The three-point number particularly sticks out. A season ago, Washington was more of a back-to-the-basket operator, scoring most of his points around the rim. He attempted 21 three-point shots all season, including just one in the final 13 games. NBA scouts had legitimate questions about Washington’s shooting range.
This season, Washington has already taken 20 three-point shots, making nine. He was 4-of-5 from three in the Cats’ early-season romp over North Dakota. Last Saturday, when North Carolina sliced UK’s lead to 66-60 with 6:48 left, Hagans turned a backcourt steal into a Washington three from the top of the key that pushed Kentucky’s cushion to nine points.
“PJ did a little bit of everything, which is what we wanted,” said UK Coach John Calipari afterward. “He scored, rebounded, he had assists, but that’s who he should be.”
Many of the assists were of the “big-to-big” variety. Washington either fed Travis in the post, or drove to draw defenders only to drop the ball off to his open teammate for the easy two.
“I think their big guys looked for each other,” said North Carolina Coach Roy Williams. “It’s a little bit of a buddy system, which is what we try to do, which is one big guy gets the ball and another big guy goes to the front of the rim and makes himself available.”
We already knew Washington can score. He scored a career-high 29 points while grabbing 12 rebounds in UK’s overtime loss to Seton Hall. Afterward, however, Calipari wasn’t satisfied, saying Washington should be a “35 and 20” player every night. That’s a Calipari exaggeration for effect, but you get his point.
It was the same point UK assistant Kenny Payne made at the end of November, implying Washington needed to be more aggressive and consistent.
“Contrary to most people, I believe PJ Washington is a dominant basketball player who is super-talented that can put his team on his back,” Payne said. “I think there’s a ‘He is a solid, good college player, and that’s good enough.’ That’s not good enough. Not for this program. Not for who and what his talent is.”
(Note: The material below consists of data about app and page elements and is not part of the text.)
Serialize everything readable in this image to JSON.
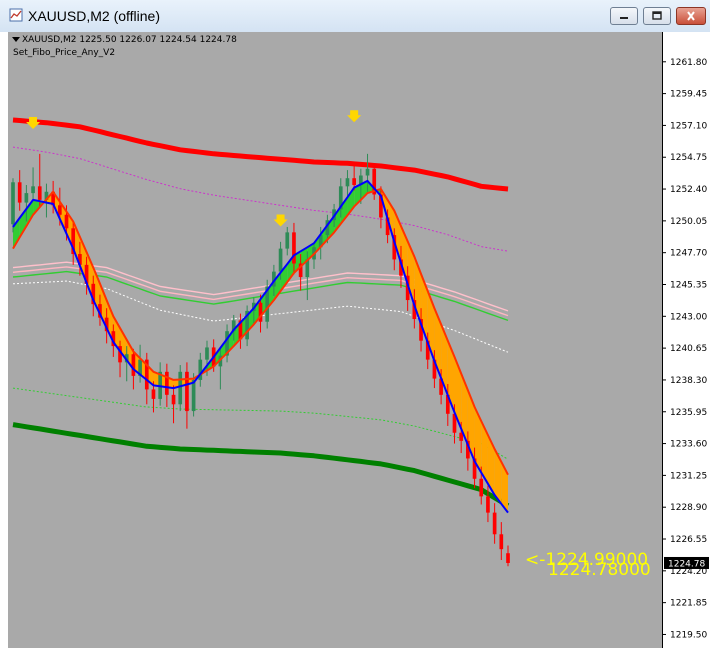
{
  "window": {
    "title": "XAUUSD,M2 (offline)",
    "icons": [
      "chart-window-icon",
      "minimize-icon",
      "maximize-icon",
      "close-icon"
    ]
  },
  "header": {
    "symbol_line": "XAUUSD,M2  1225.50 1226.07 1224.54 1224.78",
    "indicator": "Set_Fibo_Price_Any_V2"
  },
  "colors": {
    "background": "#a9a9a9",
    "bull_candle": "#2e8b57",
    "bear_candle": "#ff0000",
    "upper_band": "#ff0000",
    "lower_band": "#008000",
    "fast_ma": "#0000ff",
    "slow_ma": "#ff3300",
    "ribbon_up": "#32cd32",
    "ribbon_down": "#ffa500",
    "arrow": "#ffd700",
    "price_label": "#ffff00"
  },
  "chart_data": {
    "type": "candlestick",
    "symbol": "XAUUSD",
    "timeframe": "M2",
    "ohlc_last": {
      "open": 1225.5,
      "high": 1226.07,
      "low": 1224.54,
      "close": 1224.78
    },
    "current_price": "1224.78",
    "y_range": [
      1218.5,
      1264.0
    ],
    "y_ticks": [
      "1261.80",
      "1259.45",
      "1257.10",
      "1254.75",
      "1252.40",
      "1250.05",
      "1247.70",
      "1245.35",
      "1243.00",
      "1240.65",
      "1238.30",
      "1235.95",
      "1233.60",
      "1231.25",
      "1228.90",
      "1226.55",
      "1224.20",
      "1221.85",
      "1219.50"
    ],
    "price_labels": [
      "<-1224.99000",
      "1224.78000"
    ],
    "candles": [
      [
        1249.8,
        1253.2,
        1249.2,
        1252.9
      ],
      [
        1252.9,
        1253.8,
        1250.8,
        1251.4
      ],
      [
        1251.4,
        1252.7,
        1250.0,
        1252.1
      ],
      [
        1252.1,
        1254.0,
        1251.5,
        1252.6
      ],
      [
        1252.6,
        1255.0,
        1251.0,
        1251.6
      ],
      [
        1251.6,
        1252.8,
        1250.3,
        1252.2
      ],
      [
        1252.2,
        1253.0,
        1250.6,
        1251.2
      ],
      [
        1251.2,
        1252.5,
        1249.7,
        1250.5
      ],
      [
        1250.5,
        1251.2,
        1248.6,
        1249.5
      ],
      [
        1249.5,
        1250.0,
        1246.8,
        1247.6
      ],
      [
        1247.6,
        1248.5,
        1246.0,
        1246.8
      ],
      [
        1246.8,
        1247.4,
        1244.6,
        1245.4
      ],
      [
        1245.4,
        1246.0,
        1243.0,
        1243.9
      ],
      [
        1243.9,
        1244.6,
        1242.3,
        1242.9
      ],
      [
        1242.9,
        1243.6,
        1241.0,
        1241.9
      ],
      [
        1241.9,
        1242.4,
        1240.0,
        1240.8
      ],
      [
        1240.8,
        1241.2,
        1238.5,
        1239.6
      ],
      [
        1239.6,
        1240.8,
        1238.2,
        1240.2
      ],
      [
        1240.2,
        1240.6,
        1237.6,
        1238.6
      ],
      [
        1238.6,
        1240.9,
        1238.1,
        1239.8
      ],
      [
        1239.8,
        1240.3,
        1236.5,
        1237.6
      ],
      [
        1237.6,
        1238.2,
        1235.9,
        1236.9
      ],
      [
        1236.9,
        1239.6,
        1236.4,
        1238.9
      ],
      [
        1238.9,
        1239.5,
        1236.3,
        1237.2
      ],
      [
        1237.2,
        1237.9,
        1235.1,
        1236.5
      ],
      [
        1236.5,
        1239.4,
        1236.0,
        1238.9
      ],
      [
        1238.9,
        1239.6,
        1234.7,
        1236.0
      ],
      [
        1236.0,
        1238.8,
        1235.6,
        1238.3
      ],
      [
        1238.3,
        1240.3,
        1237.8,
        1239.8
      ],
      [
        1239.8,
        1241.2,
        1238.6,
        1240.7
      ],
      [
        1240.7,
        1241.3,
        1238.9,
        1239.3
      ],
      [
        1239.3,
        1240.6,
        1237.6,
        1240.1
      ],
      [
        1240.1,
        1242.4,
        1239.6,
        1241.9
      ],
      [
        1241.9,
        1243.1,
        1241.2,
        1242.7
      ],
      [
        1242.7,
        1243.2,
        1240.6,
        1241.3
      ],
      [
        1241.3,
        1243.8,
        1240.8,
        1243.4
      ],
      [
        1243.4,
        1244.4,
        1242.5,
        1244.0
      ],
      [
        1244.0,
        1244.6,
        1241.8,
        1242.6
      ],
      [
        1242.6,
        1245.7,
        1242.1,
        1245.2
      ],
      [
        1245.2,
        1246.8,
        1244.5,
        1246.3
      ],
      [
        1246.3,
        1248.5,
        1245.7,
        1248.0
      ],
      [
        1248.0,
        1249.6,
        1247.5,
        1249.2
      ],
      [
        1249.2,
        1249.9,
        1246.1,
        1246.9
      ],
      [
        1246.9,
        1247.6,
        1244.9,
        1245.9
      ],
      [
        1245.9,
        1247.8,
        1244.2,
        1247.2
      ],
      [
        1247.2,
        1248.4,
        1246.5,
        1248.1
      ],
      [
        1248.1,
        1249.6,
        1247.2,
        1249.0
      ],
      [
        1249.0,
        1250.5,
        1248.4,
        1250.1
      ],
      [
        1250.1,
        1251.3,
        1249.6,
        1250.9
      ],
      [
        1250.9,
        1253.2,
        1250.3,
        1252.6
      ],
      [
        1252.6,
        1253.8,
        1251.9,
        1253.2
      ],
      [
        1253.2,
        1254.3,
        1252.3,
        1252.7
      ],
      [
        1252.7,
        1253.9,
        1251.3,
        1253.4
      ],
      [
        1253.4,
        1255.0,
        1252.2,
        1253.9
      ],
      [
        1253.9,
        1254.3,
        1251.6,
        1252.0
      ],
      [
        1252.0,
        1252.6,
        1249.5,
        1250.3
      ],
      [
        1250.3,
        1250.9,
        1248.4,
        1249.0
      ],
      [
        1249.0,
        1249.5,
        1246.4,
        1247.2
      ],
      [
        1247.2,
        1248.2,
        1245.1,
        1246.0
      ],
      [
        1246.0,
        1246.7,
        1243.4,
        1244.2
      ],
      [
        1244.2,
        1245.0,
        1242.1,
        1242.8
      ],
      [
        1242.8,
        1243.6,
        1240.4,
        1241.2
      ],
      [
        1241.2,
        1241.8,
        1239.1,
        1239.8
      ],
      [
        1239.8,
        1240.5,
        1237.7,
        1238.4
      ],
      [
        1238.4,
        1239.1,
        1236.5,
        1237.2
      ],
      [
        1237.2,
        1238.0,
        1234.9,
        1235.8
      ],
      [
        1235.8,
        1236.5,
        1233.6,
        1234.4
      ],
      [
        1234.4,
        1235.2,
        1232.9,
        1233.8
      ],
      [
        1233.8,
        1234.5,
        1231.6,
        1232.5
      ],
      [
        1232.5,
        1233.3,
        1230.3,
        1231.0
      ],
      [
        1231.0,
        1231.9,
        1229.1,
        1229.7
      ],
      [
        1229.7,
        1230.5,
        1227.8,
        1228.5
      ],
      [
        1228.5,
        1229.2,
        1226.2,
        1226.9
      ],
      [
        1226.9,
        1227.8,
        1225.0,
        1225.8
      ],
      [
        1225.5,
        1226.07,
        1224.54,
        1224.78
      ]
    ],
    "upper_band": [
      [
        0,
        1257.5
      ],
      [
        5,
        1257.3
      ],
      [
        10,
        1257.0
      ],
      [
        15,
        1256.4
      ],
      [
        20,
        1255.8
      ],
      [
        25,
        1255.3
      ],
      [
        30,
        1255.0
      ],
      [
        35,
        1254.8
      ],
      [
        40,
        1254.6
      ],
      [
        45,
        1254.4
      ],
      [
        50,
        1254.3
      ],
      [
        55,
        1254.1
      ],
      [
        60,
        1253.8
      ],
      [
        65,
        1253.3
      ],
      [
        70,
        1252.6
      ],
      [
        74,
        1252.4
      ]
    ],
    "lower_band": [
      [
        0,
        1235.0
      ],
      [
        5,
        1234.6
      ],
      [
        10,
        1234.2
      ],
      [
        15,
        1233.8
      ],
      [
        20,
        1233.4
      ],
      [
        25,
        1233.2
      ],
      [
        30,
        1233.1
      ],
      [
        35,
        1233.0
      ],
      [
        40,
        1232.9
      ],
      [
        45,
        1232.7
      ],
      [
        50,
        1232.4
      ],
      [
        55,
        1232.1
      ],
      [
        60,
        1231.6
      ],
      [
        65,
        1230.9
      ],
      [
        70,
        1230.2
      ],
      [
        74,
        1229.0
      ]
    ],
    "fast_ma": [
      [
        0,
        1249.6
      ],
      [
        3,
        1251.6
      ],
      [
        6,
        1251.3
      ],
      [
        9,
        1248.0
      ],
      [
        12,
        1244.2
      ],
      [
        15,
        1241.1
      ],
      [
        18,
        1239.1
      ],
      [
        21,
        1237.9
      ],
      [
        24,
        1237.7
      ],
      [
        27,
        1238.1
      ],
      [
        30,
        1240.0
      ],
      [
        33,
        1242.0
      ],
      [
        36,
        1243.6
      ],
      [
        39,
        1245.6
      ],
      [
        42,
        1247.5
      ],
      [
        45,
        1248.4
      ],
      [
        48,
        1250.4
      ],
      [
        51,
        1252.5
      ],
      [
        53,
        1253.0
      ],
      [
        55,
        1251.9
      ],
      [
        57,
        1248.5
      ],
      [
        60,
        1243.8
      ],
      [
        63,
        1239.7
      ],
      [
        66,
        1235.9
      ],
      [
        69,
        1232.3
      ],
      [
        72,
        1229.8
      ],
      [
        74,
        1228.5
      ]
    ],
    "slow_ma": [
      [
        0,
        1248.0
      ],
      [
        3,
        1250.5
      ],
      [
        6,
        1252.2
      ],
      [
        9,
        1250.0
      ],
      [
        12,
        1246.6
      ],
      [
        15,
        1243.0
      ],
      [
        18,
        1240.4
      ],
      [
        21,
        1238.9
      ],
      [
        24,
        1238.3
      ],
      [
        27,
        1238.4
      ],
      [
        30,
        1239.3
      ],
      [
        33,
        1240.8
      ],
      [
        36,
        1242.4
      ],
      [
        39,
        1244.2
      ],
      [
        42,
        1246.2
      ],
      [
        45,
        1247.6
      ],
      [
        48,
        1249.2
      ],
      [
        51,
        1251.1
      ],
      [
        53,
        1252.1
      ],
      [
        55,
        1252.4
      ],
      [
        57,
        1250.8
      ],
      [
        60,
        1247.4
      ],
      [
        63,
        1243.6
      ],
      [
        66,
        1240.0
      ],
      [
        69,
        1236.3
      ],
      [
        72,
        1233.2
      ],
      [
        74,
        1231.3
      ]
    ]
  }
}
Like Allen, Washington is showing more and more of that talent.
No. 16 Kentucky at Louisville
When: 2 p.m.